Cannot dial emergency number 100 on Idea Cellular prepaid

Idea Cellular tom-toms it’s ‘ideas’ through multi-crore advertising campaigns. If only the agency that devised those ideas had also added some commonsense for their client at a nominal charge.

It appears that you cannot dial the emergency number 100 (Police Control Room number) from a prepaid Idea connection, as my wife unpleasantly discovered when she had to make such a call.

On Friday, Varsha (the Chaiwali) was robbed on her way to work. She was on her two-wheeler and three miscreants on a motorbike forced her off the road (which is quite busy even early in the morning) and snatched her chain and a bangle. She tried her best to ward them off, but couldn’t for long. Her first instinctive reaction was to dial 100 – the emergency number to contact the Police Control Room. And the pre-recorded female voice on the other end, read out an oxymoron of a message:

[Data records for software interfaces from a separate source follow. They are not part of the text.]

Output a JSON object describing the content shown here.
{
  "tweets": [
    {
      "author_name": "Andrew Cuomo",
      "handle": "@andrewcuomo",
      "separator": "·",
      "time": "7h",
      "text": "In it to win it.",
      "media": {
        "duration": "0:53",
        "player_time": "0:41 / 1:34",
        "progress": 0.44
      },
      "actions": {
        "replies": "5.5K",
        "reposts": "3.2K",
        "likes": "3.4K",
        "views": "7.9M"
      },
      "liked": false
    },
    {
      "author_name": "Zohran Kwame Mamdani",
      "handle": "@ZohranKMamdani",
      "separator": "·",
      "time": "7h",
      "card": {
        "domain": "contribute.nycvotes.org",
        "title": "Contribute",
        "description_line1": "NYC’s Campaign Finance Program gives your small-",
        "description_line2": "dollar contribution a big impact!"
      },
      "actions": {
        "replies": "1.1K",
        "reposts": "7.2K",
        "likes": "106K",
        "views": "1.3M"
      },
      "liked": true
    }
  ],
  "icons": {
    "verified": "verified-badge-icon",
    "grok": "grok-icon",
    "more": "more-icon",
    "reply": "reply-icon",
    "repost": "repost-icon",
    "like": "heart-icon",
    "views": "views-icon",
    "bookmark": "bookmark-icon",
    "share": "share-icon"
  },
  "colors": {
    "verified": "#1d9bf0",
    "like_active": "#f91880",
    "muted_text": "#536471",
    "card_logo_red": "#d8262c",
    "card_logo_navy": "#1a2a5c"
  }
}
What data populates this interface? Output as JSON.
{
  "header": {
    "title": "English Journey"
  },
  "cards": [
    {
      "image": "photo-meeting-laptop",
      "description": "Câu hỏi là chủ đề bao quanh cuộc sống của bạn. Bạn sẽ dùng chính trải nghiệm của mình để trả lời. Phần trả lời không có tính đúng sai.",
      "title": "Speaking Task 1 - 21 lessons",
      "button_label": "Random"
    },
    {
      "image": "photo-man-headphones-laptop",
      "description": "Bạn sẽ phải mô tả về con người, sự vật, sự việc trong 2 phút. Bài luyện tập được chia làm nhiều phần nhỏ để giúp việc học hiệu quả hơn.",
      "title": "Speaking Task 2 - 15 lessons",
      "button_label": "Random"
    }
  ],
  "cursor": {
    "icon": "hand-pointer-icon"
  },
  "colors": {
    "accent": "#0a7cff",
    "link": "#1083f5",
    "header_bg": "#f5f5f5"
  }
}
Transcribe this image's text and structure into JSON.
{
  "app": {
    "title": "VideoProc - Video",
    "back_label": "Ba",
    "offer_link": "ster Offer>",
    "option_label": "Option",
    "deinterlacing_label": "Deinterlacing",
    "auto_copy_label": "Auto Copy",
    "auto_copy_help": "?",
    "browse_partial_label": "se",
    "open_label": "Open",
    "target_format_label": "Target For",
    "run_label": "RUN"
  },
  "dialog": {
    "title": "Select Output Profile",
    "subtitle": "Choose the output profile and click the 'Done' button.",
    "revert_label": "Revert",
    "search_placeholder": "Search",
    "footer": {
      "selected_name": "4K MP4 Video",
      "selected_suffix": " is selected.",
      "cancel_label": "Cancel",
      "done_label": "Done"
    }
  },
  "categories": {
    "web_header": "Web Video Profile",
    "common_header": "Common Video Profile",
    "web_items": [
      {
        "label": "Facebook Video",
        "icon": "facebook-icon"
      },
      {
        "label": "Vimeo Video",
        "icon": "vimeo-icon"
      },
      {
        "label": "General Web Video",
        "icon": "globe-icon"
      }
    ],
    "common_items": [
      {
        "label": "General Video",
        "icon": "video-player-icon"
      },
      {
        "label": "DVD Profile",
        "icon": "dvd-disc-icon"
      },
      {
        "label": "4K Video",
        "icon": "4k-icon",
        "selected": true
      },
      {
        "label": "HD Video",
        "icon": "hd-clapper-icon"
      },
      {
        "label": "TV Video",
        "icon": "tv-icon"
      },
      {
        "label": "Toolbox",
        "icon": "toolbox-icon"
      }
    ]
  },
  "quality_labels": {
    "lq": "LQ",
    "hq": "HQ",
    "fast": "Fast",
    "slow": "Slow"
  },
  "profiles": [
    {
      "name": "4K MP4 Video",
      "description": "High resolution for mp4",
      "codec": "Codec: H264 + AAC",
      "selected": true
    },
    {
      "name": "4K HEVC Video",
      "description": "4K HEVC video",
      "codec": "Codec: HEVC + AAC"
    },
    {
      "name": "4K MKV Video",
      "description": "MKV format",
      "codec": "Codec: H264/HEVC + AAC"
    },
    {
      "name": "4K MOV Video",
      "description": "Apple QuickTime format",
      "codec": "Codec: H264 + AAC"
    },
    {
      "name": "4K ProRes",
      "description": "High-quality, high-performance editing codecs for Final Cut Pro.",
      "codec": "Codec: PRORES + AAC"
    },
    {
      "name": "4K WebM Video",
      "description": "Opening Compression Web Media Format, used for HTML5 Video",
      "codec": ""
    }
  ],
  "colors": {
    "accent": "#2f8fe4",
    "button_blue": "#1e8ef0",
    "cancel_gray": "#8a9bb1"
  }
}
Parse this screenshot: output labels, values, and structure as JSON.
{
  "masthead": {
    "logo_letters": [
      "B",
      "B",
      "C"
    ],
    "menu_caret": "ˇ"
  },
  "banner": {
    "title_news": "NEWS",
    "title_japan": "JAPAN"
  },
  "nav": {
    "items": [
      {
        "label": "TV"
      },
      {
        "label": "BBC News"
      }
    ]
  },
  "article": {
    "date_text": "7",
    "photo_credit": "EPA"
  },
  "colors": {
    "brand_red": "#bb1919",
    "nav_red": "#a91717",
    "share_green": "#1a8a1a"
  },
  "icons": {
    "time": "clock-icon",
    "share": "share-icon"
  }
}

The dialled number is incorrect. Please dial 100 for police.

Dial 100 and they tell you the number is incorrect and then ask you to dial the same number again! Idea’s infinite loop idea.

She tried a number of other combinations, such as appending the STD code before the number, but no avail. Had she been able to contact the police on time, chances are the criminals could’ve been nabbed. Had it been a graver emergency, someone with an Idea prepaid connection would’ve been left in the lurch.

Both of us are Idea subscribers for 10 years. I have a postpaid connection and she’s on prepaid. Curiously, dialling 100 seems to work from my Idea postpaid number. Wonder what wrong have Idea prepaid customers done?

I called up the Idea customer care and the executive insisted that it could’ve been a problem with a single number. A problem with a single number to contact emergency services? What? Why? I would like Idea to unravel this mystery.

It is the norm that users should be able to contact emergency even when there is no SIM inserted or when in a different operator zone.

I am yet to study the guidelines and laws governing access to emergency numbers in India (if they exist) and what penalties are in store for a mobile service provider for failing to do so. Meanwhile I will write to the Telecom Regulatory Authority of India (TRAI) and also seek an official explanation from Idea Cellular for this serious lapse.

Thankfully mobile number portability (MNP) is in place and both of us are thinking to move away from a service provider which cannot even provide access to something as important and basic as emergency numbers leave alone acceptable network strength on our 12th floor apartment.

We never checked for things, such as access to emergency numbers, that we took as granted before choosing a mobile network. But after this experience I would. You too should.

An Idea can change your life.